What needs to be done: Below are some records; repeat them all exactly, minus the pictures.

(Entries from a dataset of interfaces)
§ §

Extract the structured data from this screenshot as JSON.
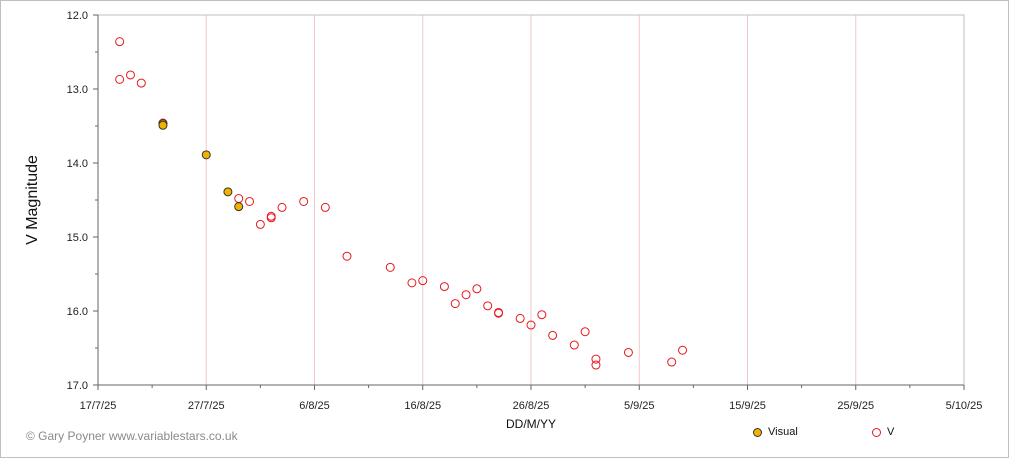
{
  "chart_data": {
    "type": "scatter",
    "title": "",
    "xlabel": "DD/M/YY",
    "ylabel": "V Magnitude",
    "x_ticks": [
      "17/7/25",
      "27/7/25",
      "6/8/25",
      "16/8/25",
      "26/8/25",
      "5/9/25",
      "15/9/25",
      "25/9/25",
      "5/10/25"
    ],
    "y_ticks": [
      "12.0",
      "13.0",
      "14.0",
      "15.0",
      "16.0",
      "17.0"
    ],
    "xlim": [
      "2025-07-17",
      "2025-10-05"
    ],
    "ylim": [
      12.0,
      17.0
    ],
    "y_inverted": true,
    "grid": "vertical only",
    "legend_position": "bottom-right",
    "series": [
      {
        "name": "Visual",
        "marker": "filled circle",
        "color": "#f2b200",
        "edge_color": "#333333",
        "points": [
          {
            "x": "2025-07-23",
            "y": 13.47
          },
          {
            "x": "2025-07-23",
            "y": 13.49
          },
          {
            "x": "2025-07-27",
            "y": 13.89
          },
          {
            "x": "2025-07-29",
            "y": 14.39
          },
          {
            "x": "2025-07-30",
            "y": 14.59
          }
        ]
      },
      {
        "name": "V",
        "marker": "open circle",
        "color": "#e8171c",
        "points": [
          {
            "x": "2025-07-19",
            "y": 12.36
          },
          {
            "x": "2025-07-19",
            "y": 12.87
          },
          {
            "x": "2025-07-20",
            "y": 12.81
          },
          {
            "x": "2025-07-21",
            "y": 12.92
          },
          {
            "x": "2025-07-23",
            "y": 13.46
          },
          {
            "x": "2025-07-30",
            "y": 14.48
          },
          {
            "x": "2025-07-31",
            "y": 14.52
          },
          {
            "x": "2025-08-01",
            "y": 14.83
          },
          {
            "x": "2025-08-02",
            "y": 14.72
          },
          {
            "x": "2025-08-02",
            "y": 14.74
          },
          {
            "x": "2025-08-03",
            "y": 14.6
          },
          {
            "x": "2025-08-05",
            "y": 14.52
          },
          {
            "x": "2025-08-07",
            "y": 14.6
          },
          {
            "x": "2025-08-09",
            "y": 15.26
          },
          {
            "x": "2025-08-13",
            "y": 15.41
          },
          {
            "x": "2025-08-15",
            "y": 15.62
          },
          {
            "x": "2025-08-16",
            "y": 15.59
          },
          {
            "x": "2025-08-18",
            "y": 15.67
          },
          {
            "x": "2025-08-19",
            "y": 15.9
          },
          {
            "x": "2025-08-20",
            "y": 15.78
          },
          {
            "x": "2025-08-21",
            "y": 15.7
          },
          {
            "x": "2025-08-22",
            "y": 15.93
          },
          {
            "x": "2025-08-23",
            "y": 16.02
          },
          {
            "x": "2025-08-23",
            "y": 16.03
          },
          {
            "x": "2025-08-25",
            "y": 16.1
          },
          {
            "x": "2025-08-26",
            "y": 16.19
          },
          {
            "x": "2025-08-27",
            "y": 16.05
          },
          {
            "x": "2025-08-28",
            "y": 16.33
          },
          {
            "x": "2025-08-30",
            "y": 16.46
          },
          {
            "x": "2025-08-31",
            "y": 16.28
          },
          {
            "x": "2025-09-01",
            "y": 16.65
          },
          {
            "x": "2025-09-01",
            "y": 16.73
          },
          {
            "x": "2025-09-04",
            "y": 16.56
          },
          {
            "x": "2025-09-08",
            "y": 16.69
          },
          {
            "x": "2025-09-09",
            "y": 16.53
          }
        ]
      }
    ]
  },
  "credit": "© Gary Poyner www.variablestars.co.uk",
  "legend": [
    {
      "label": "Visual",
      "fill": "#f2b200",
      "stroke": "#333333"
    },
    {
      "label": "V",
      "fill": "#ffffff",
      "stroke": "#e8171c"
    }
  ]
}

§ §

Expected answer:
Extract the structured data from this screenshot as JSON.
{
  "chart_data": {
    "type": "scatter",
    "title": "",
    "xlabel": "DD/M/YY",
    "ylabel": "V Magnitude",
    "x_ticks": [
      "17/7/25",
      "27/7/25",
      "6/8/25",
      "16/8/25",
      "26/8/25",
      "5/9/25",
      "15/9/25",
      "25/9/25",
      "5/10/25"
    ],
    "y_ticks": [
      "12.0",
      "13.0",
      "14.0",
      "15.0",
      "16.0",
      "17.0"
    ],
    "xlim": [
      "2025-07-17",
      "2025-10-05"
    ],
    "ylim": [
      12.0,
      17.0
    ],
    "y_inverted": true,
    "grid": "vertical only",
    "legend_position": "bottom-right",
    "series": [
      {
        "name": "Visual",
        "marker": "filled circle",
        "color": "#f2b200",
        "edge_color": "#333333",
        "points": [
          {
            "x": "2025-07-23",
            "y": 13.47
          },
          {
            "x": "2025-07-23",
            "y": 13.49
          },
          {
            "x": "2025-07-27",
            "y": 13.89
          },
          {
            "x": "2025-07-29",
            "y": 14.39
          },
          {
            "x": "2025-07-30",
            "y": 14.59
          }
        ]
      },
      {
        "name": "V",
        "marker": "open circle",
        "color": "#e8171c",
        "points": [
          {
            "x": "2025-07-19",
            "y": 12.36
          },
          {
            "x": "2025-07-19",
            "y": 12.87
          },
          {
            "x": "2025-07-20",
            "y": 12.81
          },
          {
            "x": "2025-07-21",
            "y": 12.92
          },
          {
            "x": "2025-07-23",
            "y": 13.46
          },
          {
            "x": "2025-07-30",
            "y": 14.48
          },
          {
            "x": "2025-07-31",
            "y": 14.52
          },
          {
            "x": "2025-08-01",
            "y": 14.83
          },
          {
            "x": "2025-08-02",
            "y": 14.72
          },
          {
            "x": "2025-08-02",
            "y": 14.74
          },
          {
            "x": "2025-08-03",
            "y": 14.6
          },
          {
            "x": "2025-08-05",
            "y": 14.52
          },
          {
            "x": "2025-08-07",
            "y": 14.6
          },
          {
            "x": "2025-08-09",
            "y": 15.26
          },
          {
            "x": "2025-08-13",
            "y": 15.41
          },
          {
            "x": "2025-08-15",
            "y": 15.62
          },
          {
            "x": "2025-08-16",
            "y": 15.59
          },
          {
            "x": "2025-08-18",
            "y": 15.67
          },
          {
            "x": "2025-08-19",
            "y": 15.9
          },
          {
            "x": "2025-08-20",
            "y": 15.78
          },
          {
            "x": "2025-08-21",
            "y": 15.7
          },
          {
            "x": "2025-08-22",
            "y": 15.93
          },
          {
            "x": "2025-08-23",
            "y": 16.02
          },
          {
            "x": "2025-08-23",
            "y": 16.03
          },
          {
            "x": "2025-08-25",
            "y": 16.1
          },
          {
            "x": "2025-08-26",
            "y": 16.19
          },
          {
            "x": "2025-08-27",
            "y": 16.05
          },
          {
            "x": "2025-08-28",
            "y": 16.33
          },
          {
            "x": "2025-08-30",
            "y": 16.46
          },
          {
            "x": "2025-08-31",
            "y": 16.28
          },
          {
            "x": "2025-09-01",
            "y": 16.65
          },
          {
            "x": "2025-09-01",
            "y": 16.73
          },
          {
            "x": "2025-09-04",
            "y": 16.56
          },
          {
            "x": "2025-09-08",
            "y": 16.69
          },
          {
            "x": "2025-09-09",
            "y": 16.53
          }
        ]
      }
    ]
  },
  "credit": "© Gary Poyner www.variablestars.co.uk",
  "legend": [
    {
      "label": "Visual",
      "fill": "#f2b200",
      "stroke": "#333333"
    },
    {
      "label": "V",
      "fill": "#ffffff",
      "stroke": "#e8171c"
    }
  ]
}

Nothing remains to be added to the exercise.